Task goal
Could you show each line of the records that contains the word "cast"?

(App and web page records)
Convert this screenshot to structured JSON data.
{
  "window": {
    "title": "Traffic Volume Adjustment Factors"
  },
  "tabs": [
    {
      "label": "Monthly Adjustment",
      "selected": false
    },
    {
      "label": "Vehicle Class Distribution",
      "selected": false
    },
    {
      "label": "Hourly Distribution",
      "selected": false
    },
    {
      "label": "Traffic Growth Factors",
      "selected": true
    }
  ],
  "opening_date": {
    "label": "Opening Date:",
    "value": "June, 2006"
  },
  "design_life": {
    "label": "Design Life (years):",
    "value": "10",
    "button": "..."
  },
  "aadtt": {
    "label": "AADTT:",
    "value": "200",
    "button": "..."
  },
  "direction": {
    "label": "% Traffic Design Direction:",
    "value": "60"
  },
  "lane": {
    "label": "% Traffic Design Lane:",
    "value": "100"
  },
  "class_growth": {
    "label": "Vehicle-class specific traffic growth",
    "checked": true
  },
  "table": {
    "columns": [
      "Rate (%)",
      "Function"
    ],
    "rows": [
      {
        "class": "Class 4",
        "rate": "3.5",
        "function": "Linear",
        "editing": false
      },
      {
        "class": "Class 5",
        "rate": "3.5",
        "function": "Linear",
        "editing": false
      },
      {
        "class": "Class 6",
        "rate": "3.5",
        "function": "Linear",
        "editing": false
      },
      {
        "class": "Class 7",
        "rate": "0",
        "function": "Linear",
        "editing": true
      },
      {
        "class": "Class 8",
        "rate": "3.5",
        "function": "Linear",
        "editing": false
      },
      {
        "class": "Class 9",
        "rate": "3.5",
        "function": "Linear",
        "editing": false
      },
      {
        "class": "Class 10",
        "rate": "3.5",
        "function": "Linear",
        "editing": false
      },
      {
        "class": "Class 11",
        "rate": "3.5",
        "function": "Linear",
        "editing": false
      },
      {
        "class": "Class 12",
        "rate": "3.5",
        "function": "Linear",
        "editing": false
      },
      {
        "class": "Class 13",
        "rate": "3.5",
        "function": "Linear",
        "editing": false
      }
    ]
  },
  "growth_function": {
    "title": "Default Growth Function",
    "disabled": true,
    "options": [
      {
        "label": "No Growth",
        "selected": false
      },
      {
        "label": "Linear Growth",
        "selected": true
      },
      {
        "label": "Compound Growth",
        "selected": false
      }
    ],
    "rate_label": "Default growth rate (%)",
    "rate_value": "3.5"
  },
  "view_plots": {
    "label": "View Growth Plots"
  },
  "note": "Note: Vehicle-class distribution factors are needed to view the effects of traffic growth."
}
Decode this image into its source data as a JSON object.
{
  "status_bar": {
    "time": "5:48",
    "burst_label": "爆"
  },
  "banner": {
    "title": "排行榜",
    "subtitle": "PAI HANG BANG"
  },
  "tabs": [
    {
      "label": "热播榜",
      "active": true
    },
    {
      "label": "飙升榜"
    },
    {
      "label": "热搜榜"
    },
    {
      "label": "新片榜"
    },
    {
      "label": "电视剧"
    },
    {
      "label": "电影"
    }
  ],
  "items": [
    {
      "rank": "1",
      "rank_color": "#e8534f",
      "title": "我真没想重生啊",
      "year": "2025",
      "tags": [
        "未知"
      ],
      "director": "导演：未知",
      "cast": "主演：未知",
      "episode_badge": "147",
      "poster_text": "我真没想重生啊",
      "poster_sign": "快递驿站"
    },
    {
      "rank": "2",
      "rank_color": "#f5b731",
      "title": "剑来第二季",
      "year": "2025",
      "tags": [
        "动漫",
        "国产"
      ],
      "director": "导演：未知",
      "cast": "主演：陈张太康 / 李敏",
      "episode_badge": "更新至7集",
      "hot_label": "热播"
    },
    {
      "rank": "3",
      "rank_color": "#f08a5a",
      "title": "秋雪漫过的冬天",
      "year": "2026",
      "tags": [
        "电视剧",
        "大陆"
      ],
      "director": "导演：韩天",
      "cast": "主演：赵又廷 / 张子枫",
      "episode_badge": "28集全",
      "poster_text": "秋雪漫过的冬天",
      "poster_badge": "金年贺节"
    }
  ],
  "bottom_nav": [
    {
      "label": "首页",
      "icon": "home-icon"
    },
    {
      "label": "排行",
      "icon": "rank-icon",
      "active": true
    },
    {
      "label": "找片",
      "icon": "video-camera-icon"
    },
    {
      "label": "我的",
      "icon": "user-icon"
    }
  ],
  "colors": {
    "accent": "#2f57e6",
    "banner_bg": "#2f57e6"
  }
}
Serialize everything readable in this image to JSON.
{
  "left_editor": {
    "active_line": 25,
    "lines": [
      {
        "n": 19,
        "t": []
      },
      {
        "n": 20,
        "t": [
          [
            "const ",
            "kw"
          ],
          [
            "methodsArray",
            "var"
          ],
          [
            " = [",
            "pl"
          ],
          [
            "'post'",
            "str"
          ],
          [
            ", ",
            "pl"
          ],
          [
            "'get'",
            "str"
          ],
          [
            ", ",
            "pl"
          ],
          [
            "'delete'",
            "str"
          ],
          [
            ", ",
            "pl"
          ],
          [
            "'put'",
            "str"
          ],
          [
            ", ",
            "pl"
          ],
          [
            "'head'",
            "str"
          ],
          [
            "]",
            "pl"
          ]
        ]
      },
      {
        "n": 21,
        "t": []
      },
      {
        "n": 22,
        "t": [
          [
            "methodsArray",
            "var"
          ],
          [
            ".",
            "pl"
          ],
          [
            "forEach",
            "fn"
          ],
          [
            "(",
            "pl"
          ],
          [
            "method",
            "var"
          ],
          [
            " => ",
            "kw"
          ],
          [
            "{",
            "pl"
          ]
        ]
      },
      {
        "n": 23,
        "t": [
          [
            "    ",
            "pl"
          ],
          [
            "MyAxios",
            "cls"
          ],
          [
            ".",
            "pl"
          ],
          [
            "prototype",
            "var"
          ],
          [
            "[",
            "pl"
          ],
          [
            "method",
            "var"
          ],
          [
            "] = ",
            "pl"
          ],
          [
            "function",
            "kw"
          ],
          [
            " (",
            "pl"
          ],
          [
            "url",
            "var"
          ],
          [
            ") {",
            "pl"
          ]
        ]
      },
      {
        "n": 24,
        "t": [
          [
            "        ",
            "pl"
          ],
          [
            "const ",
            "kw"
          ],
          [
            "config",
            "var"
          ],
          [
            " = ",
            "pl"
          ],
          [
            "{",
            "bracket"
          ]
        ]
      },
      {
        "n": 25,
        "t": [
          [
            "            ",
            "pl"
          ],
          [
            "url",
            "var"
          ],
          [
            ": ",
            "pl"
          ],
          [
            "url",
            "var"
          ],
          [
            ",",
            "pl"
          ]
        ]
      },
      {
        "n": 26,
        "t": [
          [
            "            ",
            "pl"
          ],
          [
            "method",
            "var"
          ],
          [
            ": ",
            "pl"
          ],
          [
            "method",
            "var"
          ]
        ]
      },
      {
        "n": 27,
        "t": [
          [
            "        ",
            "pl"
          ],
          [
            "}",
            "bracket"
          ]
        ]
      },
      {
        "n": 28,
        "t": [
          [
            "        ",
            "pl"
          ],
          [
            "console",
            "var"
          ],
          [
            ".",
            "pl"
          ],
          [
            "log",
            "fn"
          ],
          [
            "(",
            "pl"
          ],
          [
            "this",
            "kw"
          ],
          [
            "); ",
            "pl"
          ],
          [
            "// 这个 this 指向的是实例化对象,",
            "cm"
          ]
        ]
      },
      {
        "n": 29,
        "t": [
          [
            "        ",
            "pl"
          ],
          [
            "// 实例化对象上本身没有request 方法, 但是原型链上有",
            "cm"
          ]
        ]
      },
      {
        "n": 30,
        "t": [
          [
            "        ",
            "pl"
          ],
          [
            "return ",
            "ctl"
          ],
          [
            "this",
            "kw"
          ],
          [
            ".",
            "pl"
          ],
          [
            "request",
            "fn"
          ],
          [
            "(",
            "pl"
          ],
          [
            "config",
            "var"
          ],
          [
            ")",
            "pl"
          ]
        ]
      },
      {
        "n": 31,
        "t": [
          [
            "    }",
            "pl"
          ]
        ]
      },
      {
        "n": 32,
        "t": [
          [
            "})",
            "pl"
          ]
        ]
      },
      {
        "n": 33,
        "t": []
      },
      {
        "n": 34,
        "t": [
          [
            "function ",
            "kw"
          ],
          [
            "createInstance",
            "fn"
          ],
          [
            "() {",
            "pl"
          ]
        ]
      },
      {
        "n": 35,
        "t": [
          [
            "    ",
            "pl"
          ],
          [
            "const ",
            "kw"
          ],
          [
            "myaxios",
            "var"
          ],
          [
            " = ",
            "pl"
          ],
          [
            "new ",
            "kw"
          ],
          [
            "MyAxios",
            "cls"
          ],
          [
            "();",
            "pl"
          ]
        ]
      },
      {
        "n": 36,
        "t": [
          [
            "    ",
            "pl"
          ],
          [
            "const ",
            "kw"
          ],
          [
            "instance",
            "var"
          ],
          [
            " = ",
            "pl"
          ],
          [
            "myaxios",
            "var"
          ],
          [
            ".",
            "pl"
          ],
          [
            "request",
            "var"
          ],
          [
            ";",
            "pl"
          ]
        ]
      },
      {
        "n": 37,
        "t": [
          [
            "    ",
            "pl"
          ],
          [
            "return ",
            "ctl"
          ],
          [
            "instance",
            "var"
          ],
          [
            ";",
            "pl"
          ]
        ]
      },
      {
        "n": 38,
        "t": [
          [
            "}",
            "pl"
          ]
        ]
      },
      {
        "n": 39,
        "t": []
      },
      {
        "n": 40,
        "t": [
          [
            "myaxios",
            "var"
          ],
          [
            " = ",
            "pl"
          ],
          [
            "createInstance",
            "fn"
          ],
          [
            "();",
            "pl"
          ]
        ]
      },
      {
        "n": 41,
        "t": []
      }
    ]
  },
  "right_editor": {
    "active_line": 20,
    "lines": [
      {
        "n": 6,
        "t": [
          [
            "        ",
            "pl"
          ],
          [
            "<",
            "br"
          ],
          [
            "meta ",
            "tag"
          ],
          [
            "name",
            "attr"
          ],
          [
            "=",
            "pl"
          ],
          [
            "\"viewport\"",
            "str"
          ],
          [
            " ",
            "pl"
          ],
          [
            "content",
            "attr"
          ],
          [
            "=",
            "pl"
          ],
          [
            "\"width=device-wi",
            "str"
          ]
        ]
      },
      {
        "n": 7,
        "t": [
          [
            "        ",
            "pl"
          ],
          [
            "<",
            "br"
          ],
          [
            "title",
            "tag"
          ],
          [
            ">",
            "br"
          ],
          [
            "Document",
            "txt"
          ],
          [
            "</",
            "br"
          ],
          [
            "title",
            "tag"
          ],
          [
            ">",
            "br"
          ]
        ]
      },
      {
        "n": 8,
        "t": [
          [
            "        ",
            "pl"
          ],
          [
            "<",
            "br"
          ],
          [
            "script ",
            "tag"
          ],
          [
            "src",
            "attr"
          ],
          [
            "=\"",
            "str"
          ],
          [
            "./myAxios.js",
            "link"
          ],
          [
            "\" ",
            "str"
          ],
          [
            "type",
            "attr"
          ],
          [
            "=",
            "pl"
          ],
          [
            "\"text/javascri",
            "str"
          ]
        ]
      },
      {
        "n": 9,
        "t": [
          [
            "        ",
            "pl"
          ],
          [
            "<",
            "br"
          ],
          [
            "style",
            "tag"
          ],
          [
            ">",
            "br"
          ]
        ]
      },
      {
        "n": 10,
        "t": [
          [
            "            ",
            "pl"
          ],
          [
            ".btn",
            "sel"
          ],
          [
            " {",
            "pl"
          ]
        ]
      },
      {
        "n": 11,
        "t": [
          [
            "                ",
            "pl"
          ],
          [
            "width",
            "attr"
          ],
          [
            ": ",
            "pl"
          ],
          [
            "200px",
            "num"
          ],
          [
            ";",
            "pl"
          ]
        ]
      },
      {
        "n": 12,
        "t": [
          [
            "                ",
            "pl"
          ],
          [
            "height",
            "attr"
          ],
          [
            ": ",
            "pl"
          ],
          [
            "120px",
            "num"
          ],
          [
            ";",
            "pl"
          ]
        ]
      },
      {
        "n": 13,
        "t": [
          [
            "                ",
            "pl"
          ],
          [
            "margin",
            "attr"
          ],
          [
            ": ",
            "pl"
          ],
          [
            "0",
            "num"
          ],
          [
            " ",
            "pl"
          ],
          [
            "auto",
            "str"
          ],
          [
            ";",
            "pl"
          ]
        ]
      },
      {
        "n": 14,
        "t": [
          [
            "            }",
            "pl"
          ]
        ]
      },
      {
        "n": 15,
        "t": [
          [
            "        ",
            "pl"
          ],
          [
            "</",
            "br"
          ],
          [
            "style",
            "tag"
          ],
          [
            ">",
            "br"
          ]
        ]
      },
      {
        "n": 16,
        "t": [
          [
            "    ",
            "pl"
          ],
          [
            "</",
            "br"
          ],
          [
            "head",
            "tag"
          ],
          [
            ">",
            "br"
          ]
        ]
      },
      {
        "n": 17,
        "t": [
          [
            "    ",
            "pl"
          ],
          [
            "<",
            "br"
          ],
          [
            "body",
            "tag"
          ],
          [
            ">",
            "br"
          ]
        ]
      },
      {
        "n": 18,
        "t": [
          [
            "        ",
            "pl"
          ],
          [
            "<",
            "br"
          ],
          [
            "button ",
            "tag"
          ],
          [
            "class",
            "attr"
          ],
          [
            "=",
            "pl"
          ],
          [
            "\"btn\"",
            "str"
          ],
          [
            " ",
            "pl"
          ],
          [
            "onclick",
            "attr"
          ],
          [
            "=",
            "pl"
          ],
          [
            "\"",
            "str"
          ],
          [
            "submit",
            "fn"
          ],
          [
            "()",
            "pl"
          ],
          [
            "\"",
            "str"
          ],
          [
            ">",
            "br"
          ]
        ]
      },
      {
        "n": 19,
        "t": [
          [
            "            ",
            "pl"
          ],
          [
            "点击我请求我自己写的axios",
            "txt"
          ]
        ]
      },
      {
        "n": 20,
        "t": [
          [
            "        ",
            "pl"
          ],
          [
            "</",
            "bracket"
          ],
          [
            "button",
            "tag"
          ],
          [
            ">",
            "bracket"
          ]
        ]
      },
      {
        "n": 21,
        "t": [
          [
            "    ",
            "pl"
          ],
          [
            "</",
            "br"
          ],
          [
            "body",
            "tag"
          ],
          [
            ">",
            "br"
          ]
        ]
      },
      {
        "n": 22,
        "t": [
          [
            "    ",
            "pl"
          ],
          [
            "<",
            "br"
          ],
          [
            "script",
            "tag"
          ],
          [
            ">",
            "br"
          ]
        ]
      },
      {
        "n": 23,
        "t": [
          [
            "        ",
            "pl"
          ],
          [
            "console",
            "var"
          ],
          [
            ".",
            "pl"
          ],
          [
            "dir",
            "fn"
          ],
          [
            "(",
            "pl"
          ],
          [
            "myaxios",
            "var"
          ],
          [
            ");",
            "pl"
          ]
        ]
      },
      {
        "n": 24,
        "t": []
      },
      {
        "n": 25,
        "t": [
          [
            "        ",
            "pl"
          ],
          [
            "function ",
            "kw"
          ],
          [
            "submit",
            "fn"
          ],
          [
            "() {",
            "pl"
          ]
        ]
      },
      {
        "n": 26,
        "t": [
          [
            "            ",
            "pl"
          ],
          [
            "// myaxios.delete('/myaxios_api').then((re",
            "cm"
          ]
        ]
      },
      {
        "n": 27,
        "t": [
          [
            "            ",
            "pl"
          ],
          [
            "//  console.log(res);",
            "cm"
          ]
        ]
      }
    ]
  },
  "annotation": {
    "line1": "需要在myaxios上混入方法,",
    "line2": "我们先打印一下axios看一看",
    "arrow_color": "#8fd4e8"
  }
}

Reply to the exercise
      "cast": "主演：未知",
      "cast": "主演：陈张太康 / 李敏",
      "cast": "主演：赵又廷 / 张子枫",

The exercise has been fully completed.